● WORK TO BE COMPLETED:
What you return should be each line of the data containing the string "JSON".

● DATA IN THIS EXERCISE:
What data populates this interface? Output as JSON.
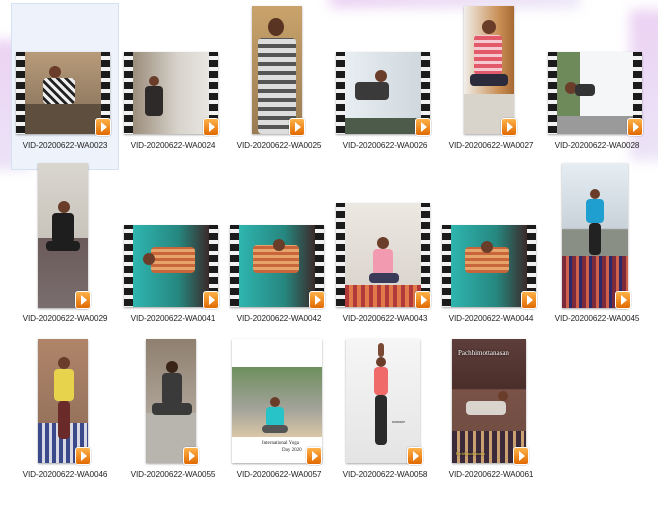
{
  "files": [
    "VID-20200622-WA0023",
    "VID-20200622-WA0024",
    "VID-20200622-WA0025",
    "VID-20200622-WA0026",
    "VID-20200622-WA0027",
    "VID-20200622-WA0028",
    "VID-20200622-WA0029",
    "VID-20200622-WA0041",
    "VID-20200622-WA0042",
    "VID-20200622-WA0043",
    "VID-20200622-WA0044",
    "VID-20200622-WA0045",
    "VID-20200622-WA0046",
    "VID-20200622-WA0055",
    "VID-20200622-WA0057",
    "VID-20200622-WA0058",
    "VID-20200622-WA0061"
  ],
  "selected_index": 0,
  "thumb_text": {
    "wa0057_caption_1": "International Yoga",
    "wa0057_caption_2": "Day 2020",
    "wa0058_caption": "namaste",
    "wa0061_title": "Pachhimottanasan",
    "wa0061_footer": "Pachhimottanasan"
  },
  "colors": {
    "selection": "#eef3fb",
    "play_icon": "#f08a10",
    "label_text": "#222222"
  }
}
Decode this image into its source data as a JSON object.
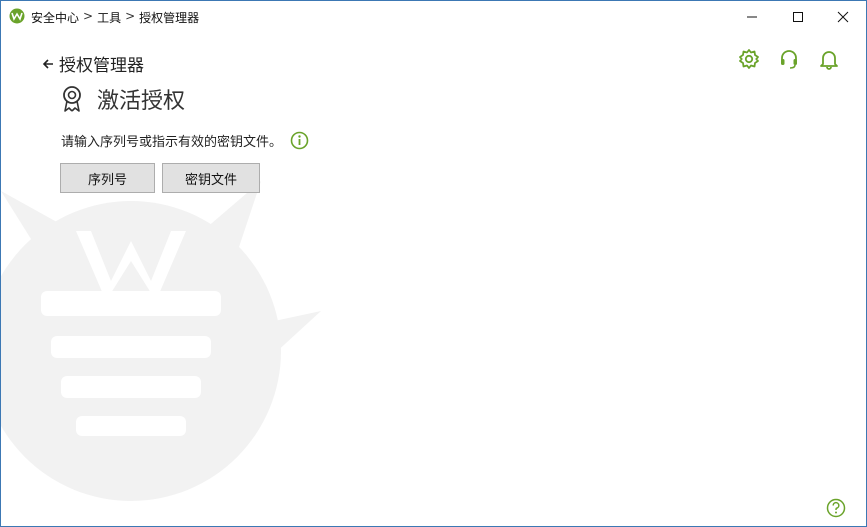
{
  "colors": {
    "accent": "#6aa32a",
    "window_border": "#3c78b4"
  },
  "titlebar": {
    "breadcrumb": [
      "安全中心",
      "工具",
      "授权管理器"
    ],
    "separator": ">",
    "logo_icon": "dr-web-spider-icon",
    "controls": [
      "minimize-icon",
      "maximize-icon",
      "close-icon"
    ]
  },
  "nav": {
    "back_label": "授权管理器",
    "back_icon": "arrow-left-icon"
  },
  "header_icons": [
    "gear-icon",
    "headset-icon",
    "bell-icon"
  ],
  "page": {
    "title": "激活授权",
    "title_icon": "award-ribbon-icon",
    "instruction": "请输入序列号或指示有效的密钥文件。",
    "info_icon": "info-icon"
  },
  "buttons": {
    "serial": "序列号",
    "key_file": "密钥文件"
  },
  "footer": {
    "help_icon": "question-icon"
  }
}
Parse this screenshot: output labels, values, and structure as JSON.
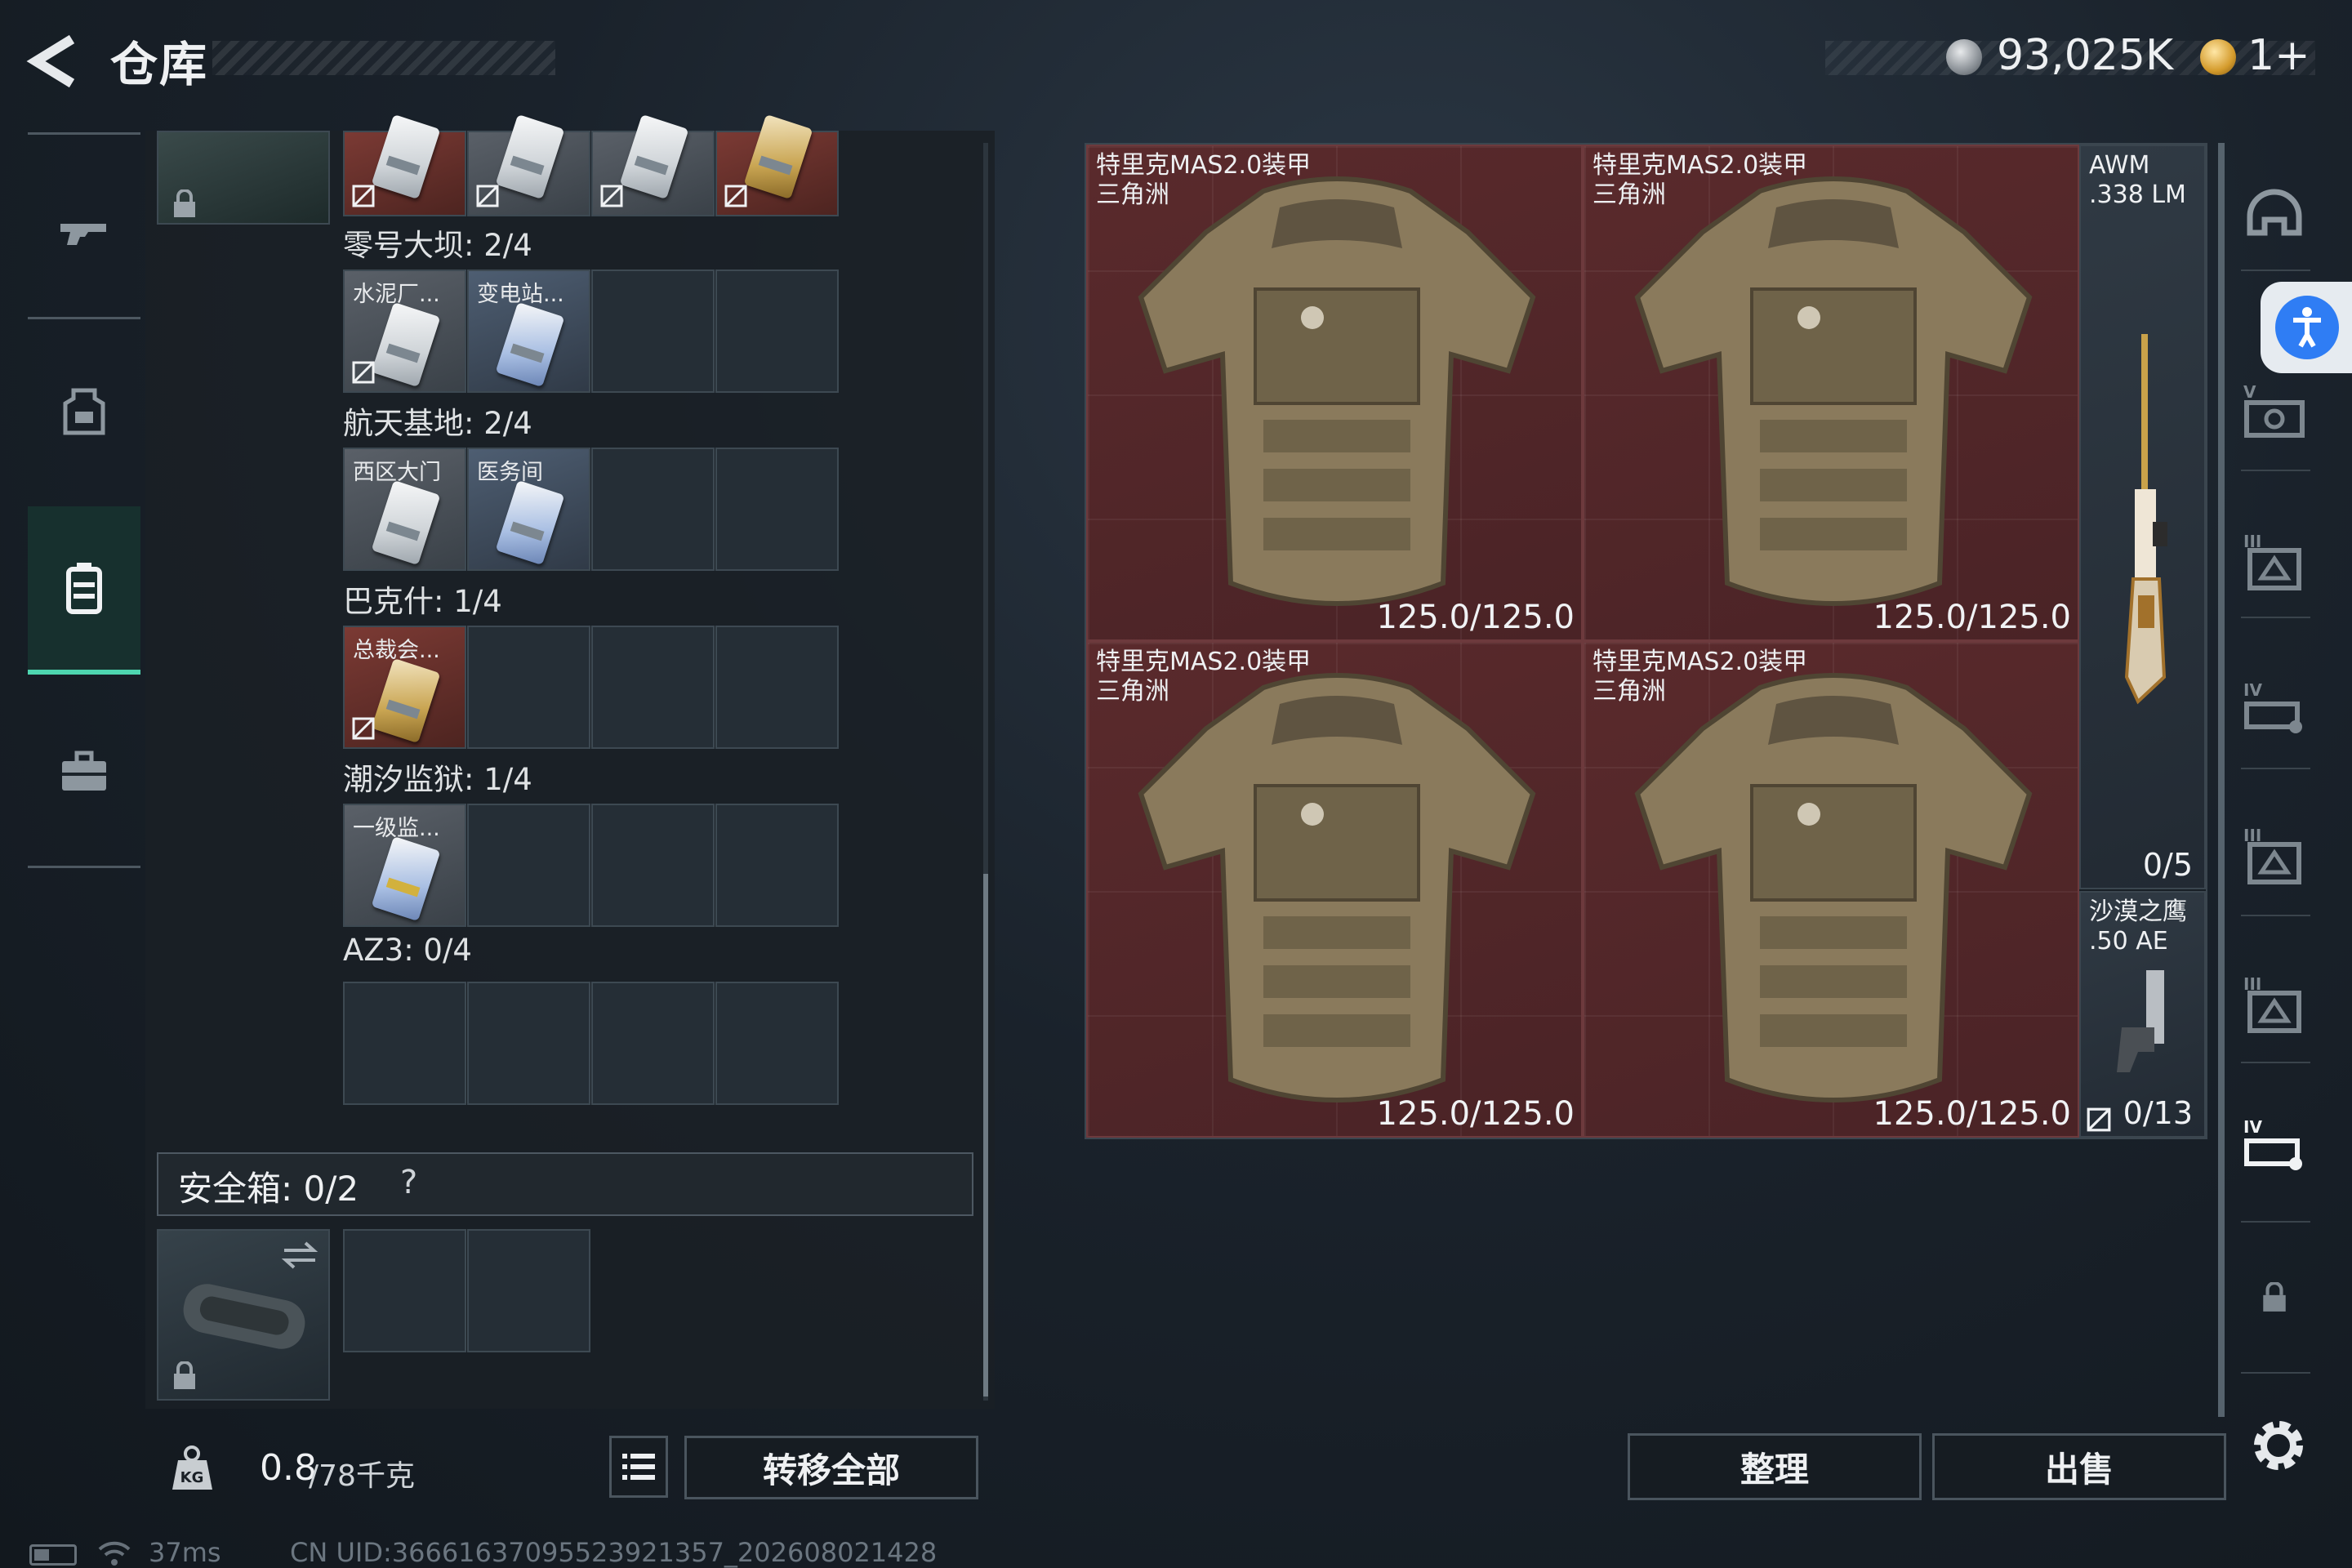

● EXERCISE OUTPUT:
What data populates this interface? Output as JSON.
Decode this image into its source data as a JSON object.
Parse this screenshot: output labels, values, and structure as JSON.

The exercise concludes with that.